> **Task description**: Every record listed below should be copied exactly.

App and web page records:

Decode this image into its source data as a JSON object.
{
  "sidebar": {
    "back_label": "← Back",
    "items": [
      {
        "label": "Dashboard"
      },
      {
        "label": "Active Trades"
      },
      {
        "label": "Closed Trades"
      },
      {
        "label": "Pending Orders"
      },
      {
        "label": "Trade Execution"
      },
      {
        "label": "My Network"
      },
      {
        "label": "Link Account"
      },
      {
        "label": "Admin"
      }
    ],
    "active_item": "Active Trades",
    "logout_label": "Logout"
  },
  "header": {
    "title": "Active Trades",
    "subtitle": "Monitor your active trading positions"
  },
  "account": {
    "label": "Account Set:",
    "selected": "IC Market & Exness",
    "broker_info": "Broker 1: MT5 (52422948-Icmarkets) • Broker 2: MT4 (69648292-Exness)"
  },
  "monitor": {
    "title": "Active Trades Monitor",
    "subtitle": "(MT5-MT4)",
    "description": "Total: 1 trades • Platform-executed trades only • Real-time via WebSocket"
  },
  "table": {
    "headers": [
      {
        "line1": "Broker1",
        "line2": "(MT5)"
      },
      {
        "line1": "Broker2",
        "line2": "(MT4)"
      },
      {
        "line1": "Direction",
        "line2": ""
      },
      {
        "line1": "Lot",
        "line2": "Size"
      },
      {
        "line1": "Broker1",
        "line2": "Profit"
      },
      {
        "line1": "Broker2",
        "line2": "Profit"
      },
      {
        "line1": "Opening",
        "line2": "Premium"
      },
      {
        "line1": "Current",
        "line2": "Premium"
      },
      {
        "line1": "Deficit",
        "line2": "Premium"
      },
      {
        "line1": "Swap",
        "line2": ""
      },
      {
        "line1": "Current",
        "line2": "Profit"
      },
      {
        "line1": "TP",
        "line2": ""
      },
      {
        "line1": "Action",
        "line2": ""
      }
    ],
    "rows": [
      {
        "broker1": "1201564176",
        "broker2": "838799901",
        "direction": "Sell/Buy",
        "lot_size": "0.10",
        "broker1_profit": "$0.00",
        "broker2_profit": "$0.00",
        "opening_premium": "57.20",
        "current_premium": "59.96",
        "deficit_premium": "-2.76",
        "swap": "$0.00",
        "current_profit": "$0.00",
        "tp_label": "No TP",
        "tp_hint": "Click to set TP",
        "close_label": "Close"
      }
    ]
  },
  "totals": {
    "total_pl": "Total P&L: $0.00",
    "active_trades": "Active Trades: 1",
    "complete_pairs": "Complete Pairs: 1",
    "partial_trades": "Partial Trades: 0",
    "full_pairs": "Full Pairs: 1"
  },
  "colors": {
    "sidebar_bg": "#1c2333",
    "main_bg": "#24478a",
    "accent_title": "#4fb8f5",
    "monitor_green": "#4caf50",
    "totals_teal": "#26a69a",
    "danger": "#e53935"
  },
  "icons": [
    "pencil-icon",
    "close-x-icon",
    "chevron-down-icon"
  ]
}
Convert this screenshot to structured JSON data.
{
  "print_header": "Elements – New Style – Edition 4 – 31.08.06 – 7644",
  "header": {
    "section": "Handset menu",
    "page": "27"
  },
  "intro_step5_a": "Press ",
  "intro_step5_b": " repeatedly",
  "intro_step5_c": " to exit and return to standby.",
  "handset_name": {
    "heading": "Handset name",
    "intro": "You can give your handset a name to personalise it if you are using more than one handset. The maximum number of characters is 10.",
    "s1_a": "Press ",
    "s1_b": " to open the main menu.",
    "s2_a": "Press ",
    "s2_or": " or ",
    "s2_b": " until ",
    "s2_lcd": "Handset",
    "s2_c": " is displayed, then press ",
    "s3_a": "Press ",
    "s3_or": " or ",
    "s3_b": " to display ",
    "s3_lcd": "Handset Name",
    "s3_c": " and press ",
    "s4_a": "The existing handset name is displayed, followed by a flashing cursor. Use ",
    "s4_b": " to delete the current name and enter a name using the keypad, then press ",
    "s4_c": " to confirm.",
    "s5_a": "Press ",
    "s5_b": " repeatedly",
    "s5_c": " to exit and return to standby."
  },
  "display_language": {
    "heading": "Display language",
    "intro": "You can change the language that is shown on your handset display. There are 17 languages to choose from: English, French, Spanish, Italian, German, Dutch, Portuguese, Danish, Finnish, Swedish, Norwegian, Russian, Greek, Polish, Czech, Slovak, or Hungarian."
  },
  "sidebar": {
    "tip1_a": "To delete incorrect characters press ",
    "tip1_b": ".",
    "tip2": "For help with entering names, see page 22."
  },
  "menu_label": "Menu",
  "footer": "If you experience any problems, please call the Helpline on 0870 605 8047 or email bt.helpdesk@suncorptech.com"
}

> **Your solution**:
Decode this image into its source data as a JSON object.
{
  "sidebar": {
    "back_label": "← Back",
    "items": [
      {
        "label": "Dashboard"
      },
      {
        "label": "Active Trades"
      },
      {
        "label": "Closed Trades"
      },
      {
        "label": "Pending Orders"
      },
      {
        "label": "Trade Execution"
      },
      {
        "label": "My Network"
      },
      {
        "label": "Link Account"
      },
      {
        "label": "Admin"
      }
    ],
    "active_item": "Active Trades",
    "logout_label": "Logout"
  },
  "header": {
    "title": "Active Trades",
    "subtitle": "Monitor your active trading positions"
  },
  "account": {
    "label": "Account Set:",
    "selected": "IC Market & Exness",
    "broker_info": "Broker 1: MT5 (52422948-Icmarkets) • Broker 2: MT4 (69648292-Exness)"
  },
  "monitor": {
    "title": "Active Trades Monitor",
    "subtitle": "(MT5-MT4)",
    "description": "Total: 1 trades • Platform-executed trades only • Real-time via WebSocket"
  },
  "table": {
    "headers": [
      {
        "line1": "Broker1",
        "line2": "(MT5)"
      },
      {
        "line1": "Broker2",
        "line2": "(MT4)"
      },
      {
        "line1": "Direction",
        "line2": ""
      },
      {
        "line1": "Lot",
        "line2": "Size"
      },
      {
        "line1": "Broker1",
        "line2": "Profit"
      },
      {
        "line1": "Broker2",
        "line2": "Profit"
      },
      {
        "line1": "Opening",
        "line2": "Premium"
      },
      {
        "line1": "Current",
        "line2": "Premium"
      },
      {
        "line1": "Deficit",
        "line2": "Premium"
      },
      {
        "line1": "Swap",
        "line2": ""
      },
      {
        "line1": "Current",
        "line2": "Profit"
      },
      {
        "line1": "TP",
        "line2": ""
      },
      {
        "line1": "Action",
        "line2": ""
      }
    ],
    "rows": [
      {
        "broker1": "1201564176",
        "broker2": "838799901",
        "direction": "Sell/Buy",
        "lot_size": "0.10",
        "broker1_profit": "$0.00",
        "broker2_profit": "$0.00",
        "opening_premium": "57.20",
        "current_premium": "59.96",
        "deficit_premium": "-2.76",
        "swap": "$0.00",
        "current_profit": "$0.00",
        "tp_label": "No TP",
        "tp_hint": "Click to set TP",
        "close_label": "Close"
      }
    ]
  },
  "totals": {
    "total_pl": "Total P&L: $0.00",
    "active_trades": "Active Trades: 1",
    "complete_pairs": "Complete Pairs: 1",
    "partial_trades": "Partial Trades: 0",
    "full_pairs": "Full Pairs: 1"
  },
  "colors": {
    "sidebar_bg": "#1c2333",
    "main_bg": "#24478a",
    "accent_title": "#4fb8f5",
    "monitor_green": "#4caf50",
    "totals_teal": "#26a69a",
    "danger": "#e53935"
  },
  "icons": [
    "pencil-icon",
    "close-x-icon",
    "chevron-down-icon"
  ]
}
Convert this screenshot to structured JSON data.
{
  "print_header": "Elements – New Style – Edition 4 – 31.08.06 – 7644",
  "header": {
    "section": "Handset menu",
    "page": "27"
  },
  "intro_step5_a": "Press ",
  "intro_step5_b": " repeatedly",
  "intro_step5_c": " to exit and return to standby.",
  "handset_name": {
    "heading": "Handset name",
    "intro": "You can give your handset a name to personalise it if you are using more than one handset. The maximum number of characters is 10.",
    "s1_a": "Press ",
    "s1_b": " to open the main menu.",
    "s2_a": "Press ",
    "s2_or": " or ",
    "s2_b": " until ",
    "s2_lcd": "Handset",
    "s2_c": " is displayed, then press ",
    "s3_a": "Press ",
    "s3_or": " or ",
    "s3_b": " to display ",
    "s3_lcd": "Handset Name",
    "s3_c": " and press ",
    "s4_a": "The existing handset name is displayed, followed by a flashing cursor. Use ",
    "s4_b": " to delete the current name and enter a name using the keypad, then press ",
    "s4_c": " to confirm.",
    "s5_a": "Press ",
    "s5_b": " repeatedly",
    "s5_c": " to exit and return to standby."
  },
  "display_language": {
    "heading": "Display language",
    "intro": "You can change the language that is shown on your handset display. There are 17 languages to choose from: English, French, Spanish, Italian, German, Dutch, Portuguese, Danish, Finnish, Swedish, Norwegian, Russian, Greek, Polish, Czech, Slovak, or Hungarian."
  },
  "sidebar": {
    "tip1_a": "To delete incorrect characters press ",
    "tip1_b": ".",
    "tip2": "For help with entering names, see page 22."
  },
  "menu_label": "Menu",
  "footer": "If you experience any problems, please call the Helpline on 0870 605 8047 or email bt.helpdesk@suncorptech.com"
}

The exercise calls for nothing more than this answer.